We now have the potential for a lasting recovery, let's not throw our future away
Published 14/09/2015 | 02:30
Ireland stands on a moment of great potential. Our economy is growing at the fastest rate in Europe and we're adding 1,300 jobs every week. International investment is booming. Consumer confidence is increasing. Two in three people believe the country is now on the right economic track.
We're coming out the right side after the harrowing times since the crash. Labour in government is driving an economic recovery that is the envy of many countries.
Securing that recovery will, in turn, allow us to drive renewal - a social, cultural and community-based renewal that makes life better for every person.
That is the potential, our shared opportunity.
But potential must be realised. We all know stories of gifted young students or athletes who lacked the application to realise their potential or who took the wrong choices.
Which is what will make the general election next spring a crucial moment in this country's future development. The choice will be very clear: between a Government driving recovery and renewal and the risk of an incoherent opposition returning us to ruin.
And let's remember what ruin looked like: Fianna Fail swung a wrecking ball through our economy and our society, leaving misery and a troika bailout in their wake.
In a relatively short period of time, Labour, working with our coalition partners, engineered Ireland's exit from the bailout and return to growth.
That, of course, could only be achieved because of the very real sacrifices people made and the perseverance shown in the face of uphill struggle.
But we've now climbed to the brow of the hill and can see our destination - an Ireland of opportunity, prosperity and decency for all.
We haven't reached that destination yet and I know that a lot of people are still struggling. But it's in sight and within reach and last year's Budget was proof of that - because it began the process of raising living standards.
We'll continue that process in the forthcoming Budget, when my priorities will include ensuring more take-home pay for low and middle-income workers by further reducing Fianna Fail's dreaded USC.
We'll announce increased investment in our health, education and childcare systems because improved public services are essential to a better Ireland.

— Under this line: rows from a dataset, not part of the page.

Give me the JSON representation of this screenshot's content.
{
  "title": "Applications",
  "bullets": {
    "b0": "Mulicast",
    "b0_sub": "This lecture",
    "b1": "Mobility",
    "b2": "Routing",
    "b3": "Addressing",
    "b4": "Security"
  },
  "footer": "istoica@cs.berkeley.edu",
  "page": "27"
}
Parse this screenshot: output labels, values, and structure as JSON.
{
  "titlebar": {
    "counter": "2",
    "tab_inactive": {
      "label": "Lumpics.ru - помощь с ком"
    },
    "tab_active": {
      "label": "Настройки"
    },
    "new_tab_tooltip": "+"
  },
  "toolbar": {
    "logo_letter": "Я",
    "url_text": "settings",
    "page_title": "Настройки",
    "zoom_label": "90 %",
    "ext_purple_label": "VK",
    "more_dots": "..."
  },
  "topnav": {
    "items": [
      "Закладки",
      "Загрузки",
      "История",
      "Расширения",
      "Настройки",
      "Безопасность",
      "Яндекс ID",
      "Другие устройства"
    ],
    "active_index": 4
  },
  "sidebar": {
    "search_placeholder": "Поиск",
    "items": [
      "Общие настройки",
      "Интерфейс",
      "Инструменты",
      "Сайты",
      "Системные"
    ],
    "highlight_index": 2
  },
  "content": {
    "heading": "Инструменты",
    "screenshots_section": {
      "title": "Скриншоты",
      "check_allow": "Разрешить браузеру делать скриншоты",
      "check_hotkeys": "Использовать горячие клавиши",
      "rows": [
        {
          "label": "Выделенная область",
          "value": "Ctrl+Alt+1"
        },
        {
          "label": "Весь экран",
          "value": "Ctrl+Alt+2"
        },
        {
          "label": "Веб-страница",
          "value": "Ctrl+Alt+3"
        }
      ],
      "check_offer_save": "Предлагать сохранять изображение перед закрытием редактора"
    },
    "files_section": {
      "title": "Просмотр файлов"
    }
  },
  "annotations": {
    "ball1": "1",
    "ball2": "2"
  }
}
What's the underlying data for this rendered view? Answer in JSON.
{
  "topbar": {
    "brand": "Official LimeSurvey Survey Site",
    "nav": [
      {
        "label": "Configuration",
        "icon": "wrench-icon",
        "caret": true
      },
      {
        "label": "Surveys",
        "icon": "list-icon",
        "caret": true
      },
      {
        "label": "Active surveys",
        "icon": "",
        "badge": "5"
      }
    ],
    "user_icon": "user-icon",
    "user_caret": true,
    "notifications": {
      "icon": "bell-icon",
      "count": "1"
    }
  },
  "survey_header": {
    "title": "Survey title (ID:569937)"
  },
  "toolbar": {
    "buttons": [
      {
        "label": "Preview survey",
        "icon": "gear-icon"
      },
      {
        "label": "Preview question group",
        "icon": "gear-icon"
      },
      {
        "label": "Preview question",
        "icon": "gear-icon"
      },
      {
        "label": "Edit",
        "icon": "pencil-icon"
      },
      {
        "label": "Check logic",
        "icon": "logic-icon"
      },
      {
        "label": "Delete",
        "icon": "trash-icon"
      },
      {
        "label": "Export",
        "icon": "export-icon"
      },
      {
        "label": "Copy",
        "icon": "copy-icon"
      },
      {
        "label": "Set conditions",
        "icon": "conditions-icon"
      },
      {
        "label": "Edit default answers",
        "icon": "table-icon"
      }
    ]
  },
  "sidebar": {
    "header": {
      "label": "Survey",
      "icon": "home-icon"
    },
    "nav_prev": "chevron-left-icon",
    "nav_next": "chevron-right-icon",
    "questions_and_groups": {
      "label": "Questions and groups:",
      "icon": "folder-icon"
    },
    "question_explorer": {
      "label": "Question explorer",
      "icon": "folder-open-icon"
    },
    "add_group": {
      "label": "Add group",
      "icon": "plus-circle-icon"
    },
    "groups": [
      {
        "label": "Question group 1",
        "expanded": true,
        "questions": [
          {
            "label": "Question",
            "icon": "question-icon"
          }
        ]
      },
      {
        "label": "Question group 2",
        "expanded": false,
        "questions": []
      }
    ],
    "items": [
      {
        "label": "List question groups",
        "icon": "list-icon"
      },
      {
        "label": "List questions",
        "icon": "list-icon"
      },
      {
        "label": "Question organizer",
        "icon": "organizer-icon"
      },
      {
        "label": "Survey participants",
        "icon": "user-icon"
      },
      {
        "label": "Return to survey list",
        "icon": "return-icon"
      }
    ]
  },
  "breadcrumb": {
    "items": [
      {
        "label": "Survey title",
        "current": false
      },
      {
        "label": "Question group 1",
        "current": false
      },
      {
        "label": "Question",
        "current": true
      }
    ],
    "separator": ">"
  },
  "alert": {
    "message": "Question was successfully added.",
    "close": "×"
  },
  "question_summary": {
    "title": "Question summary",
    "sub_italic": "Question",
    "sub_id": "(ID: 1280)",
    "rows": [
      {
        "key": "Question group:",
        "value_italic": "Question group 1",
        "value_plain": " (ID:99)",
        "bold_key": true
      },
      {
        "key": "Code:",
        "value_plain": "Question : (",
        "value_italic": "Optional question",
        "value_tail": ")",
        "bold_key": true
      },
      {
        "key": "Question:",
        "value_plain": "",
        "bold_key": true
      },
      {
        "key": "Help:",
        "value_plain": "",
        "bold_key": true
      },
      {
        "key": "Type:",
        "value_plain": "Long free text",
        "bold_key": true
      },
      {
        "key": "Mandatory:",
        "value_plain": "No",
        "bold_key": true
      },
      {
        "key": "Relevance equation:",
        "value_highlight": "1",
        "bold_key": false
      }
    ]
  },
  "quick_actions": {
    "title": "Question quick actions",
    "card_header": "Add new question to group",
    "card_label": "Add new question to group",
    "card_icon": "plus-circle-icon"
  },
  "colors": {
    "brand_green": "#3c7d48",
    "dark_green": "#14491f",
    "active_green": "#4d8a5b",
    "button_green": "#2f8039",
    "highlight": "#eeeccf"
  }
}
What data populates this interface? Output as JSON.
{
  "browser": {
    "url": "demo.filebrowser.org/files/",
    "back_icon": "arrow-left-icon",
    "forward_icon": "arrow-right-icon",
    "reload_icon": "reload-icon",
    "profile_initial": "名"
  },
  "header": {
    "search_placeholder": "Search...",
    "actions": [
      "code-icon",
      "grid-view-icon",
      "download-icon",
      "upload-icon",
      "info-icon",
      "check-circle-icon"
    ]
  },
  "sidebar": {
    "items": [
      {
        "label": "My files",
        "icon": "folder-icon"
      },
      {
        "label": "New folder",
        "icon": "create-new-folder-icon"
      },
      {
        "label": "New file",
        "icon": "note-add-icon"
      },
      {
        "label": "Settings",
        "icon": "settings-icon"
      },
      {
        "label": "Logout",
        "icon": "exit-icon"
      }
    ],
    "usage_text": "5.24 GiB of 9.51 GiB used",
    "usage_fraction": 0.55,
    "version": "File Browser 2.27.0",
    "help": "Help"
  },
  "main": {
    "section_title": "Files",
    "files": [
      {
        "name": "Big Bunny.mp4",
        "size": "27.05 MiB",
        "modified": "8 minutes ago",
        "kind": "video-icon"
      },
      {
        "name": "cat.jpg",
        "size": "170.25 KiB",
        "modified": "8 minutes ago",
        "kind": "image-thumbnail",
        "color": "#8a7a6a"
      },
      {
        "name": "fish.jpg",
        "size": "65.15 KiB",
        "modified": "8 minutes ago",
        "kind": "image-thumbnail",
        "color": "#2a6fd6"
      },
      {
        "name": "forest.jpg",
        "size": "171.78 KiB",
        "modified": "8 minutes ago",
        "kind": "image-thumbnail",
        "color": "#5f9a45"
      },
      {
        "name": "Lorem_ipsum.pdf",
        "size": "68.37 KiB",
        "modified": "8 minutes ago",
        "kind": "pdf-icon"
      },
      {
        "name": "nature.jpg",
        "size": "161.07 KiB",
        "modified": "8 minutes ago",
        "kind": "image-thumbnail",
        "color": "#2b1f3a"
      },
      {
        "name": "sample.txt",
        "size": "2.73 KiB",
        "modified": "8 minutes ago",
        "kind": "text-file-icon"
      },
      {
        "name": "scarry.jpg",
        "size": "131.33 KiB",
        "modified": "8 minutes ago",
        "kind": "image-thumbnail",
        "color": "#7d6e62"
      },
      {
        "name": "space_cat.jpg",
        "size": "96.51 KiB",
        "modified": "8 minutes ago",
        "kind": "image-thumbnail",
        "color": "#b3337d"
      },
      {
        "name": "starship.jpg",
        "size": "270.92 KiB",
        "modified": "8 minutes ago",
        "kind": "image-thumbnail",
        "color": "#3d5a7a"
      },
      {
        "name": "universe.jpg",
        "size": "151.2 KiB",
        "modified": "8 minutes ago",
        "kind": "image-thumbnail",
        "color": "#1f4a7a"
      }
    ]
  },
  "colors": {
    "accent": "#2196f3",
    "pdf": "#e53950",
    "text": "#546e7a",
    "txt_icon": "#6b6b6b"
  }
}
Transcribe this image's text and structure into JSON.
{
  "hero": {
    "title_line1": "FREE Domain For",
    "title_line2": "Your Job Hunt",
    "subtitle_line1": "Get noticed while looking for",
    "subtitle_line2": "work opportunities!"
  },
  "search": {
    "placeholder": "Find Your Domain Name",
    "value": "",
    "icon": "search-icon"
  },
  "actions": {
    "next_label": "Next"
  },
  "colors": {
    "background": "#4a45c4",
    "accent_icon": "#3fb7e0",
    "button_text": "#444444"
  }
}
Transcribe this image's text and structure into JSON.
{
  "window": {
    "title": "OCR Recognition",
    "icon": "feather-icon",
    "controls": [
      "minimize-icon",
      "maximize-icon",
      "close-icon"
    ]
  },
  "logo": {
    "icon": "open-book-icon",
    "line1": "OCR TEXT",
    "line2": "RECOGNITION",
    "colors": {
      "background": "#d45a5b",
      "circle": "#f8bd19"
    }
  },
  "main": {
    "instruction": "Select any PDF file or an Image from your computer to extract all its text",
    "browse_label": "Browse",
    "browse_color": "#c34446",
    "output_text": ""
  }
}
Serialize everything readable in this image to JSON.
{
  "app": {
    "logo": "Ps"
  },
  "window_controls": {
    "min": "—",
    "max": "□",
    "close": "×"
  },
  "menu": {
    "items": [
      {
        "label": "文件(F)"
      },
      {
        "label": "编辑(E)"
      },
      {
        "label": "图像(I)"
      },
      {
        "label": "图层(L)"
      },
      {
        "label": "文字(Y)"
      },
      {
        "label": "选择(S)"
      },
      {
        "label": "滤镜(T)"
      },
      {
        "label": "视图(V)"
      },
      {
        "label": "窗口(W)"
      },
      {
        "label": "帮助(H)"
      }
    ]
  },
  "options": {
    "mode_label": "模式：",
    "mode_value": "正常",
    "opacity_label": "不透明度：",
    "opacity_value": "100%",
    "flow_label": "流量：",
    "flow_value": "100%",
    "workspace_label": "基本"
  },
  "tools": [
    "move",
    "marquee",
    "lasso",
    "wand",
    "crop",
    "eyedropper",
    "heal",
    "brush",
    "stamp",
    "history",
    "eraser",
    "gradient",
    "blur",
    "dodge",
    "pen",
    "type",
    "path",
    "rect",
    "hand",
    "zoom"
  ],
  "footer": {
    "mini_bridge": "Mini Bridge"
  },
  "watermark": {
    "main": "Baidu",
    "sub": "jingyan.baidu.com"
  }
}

And as the party of work, we'll continue to prioritise helping people back into work through schemes such as JobsPlus and the Back to Work Family Dividend, so that they can build better financial futures for themselves and their families.
Separately, Brendan Howlin will shortly announce a very significant capital plan to improve crucial infrastructure like roads, railways and broadband. This will both create more jobs and underpin our future growth.
It's vital that we recognise our pensioners, who in many cases have supported adult children and their families through the worst of the crisis. Last year, I restored a partial Christmas bonus of 25pc for all state pension recipients, as well as people with disabilities, carers, lone parents and long-term jobseekers.
This year, I intend increasing that to at least 50pc because, with so many new jobs being created, my department's expenditure on unemployment payments is falling and we can use the money in other ways.
In money terms, a 50pc bonus would mean an extra €115 at Christmas for a person on State contributory pension and almost €220 extra for a pensioner couple.
It would mean an extra €102 for a carer and more if that carer has children.
A Budget along the above lines - helping low- and middle-income earners, families, retired people and the vulnerable - would be another step in the process of raising living standards.
We have the potential to do so much more over the next five years.
We have the potential to not just reduce - but phase out - USC for low- and middle-income workers as part of a structured plan over a series of budgets.
We have the potential to invest more heavily in essential public services, to drive a social, cultural and community renewal.
We have the potential to do this in a steady and prudent way - staying in line with EU fiscal rules but, more importantly, the inherent Irish belief that it's wise to be prepared for a rainy day.
This potential, in many ways, represents a second chance for Ireland.
The chance to do what should have been done when an Irish government last had the chance, only for Fianna Fáil to blow it.
The chance to build a better country for every person.
It's crucial we take it.
Fianna Fáil couldn't. Sinn Féin can't - their inability to govern in Northern Ireland, to say nothing of the dark IRA legacy they insist does not exist - is proof of that.
As for the far left, the tragedy of the experiment in Greece, which continues to be mired in crisis, says it all.
Labour will take that chance. Our track record with Fine Gael is proof of that. Stability, recovery, renewal.
We'll realise our country's potential - an Ireland better for all.
Joan Burton is Minister for Social Protection, Tánaiste and leader of the Labour Party.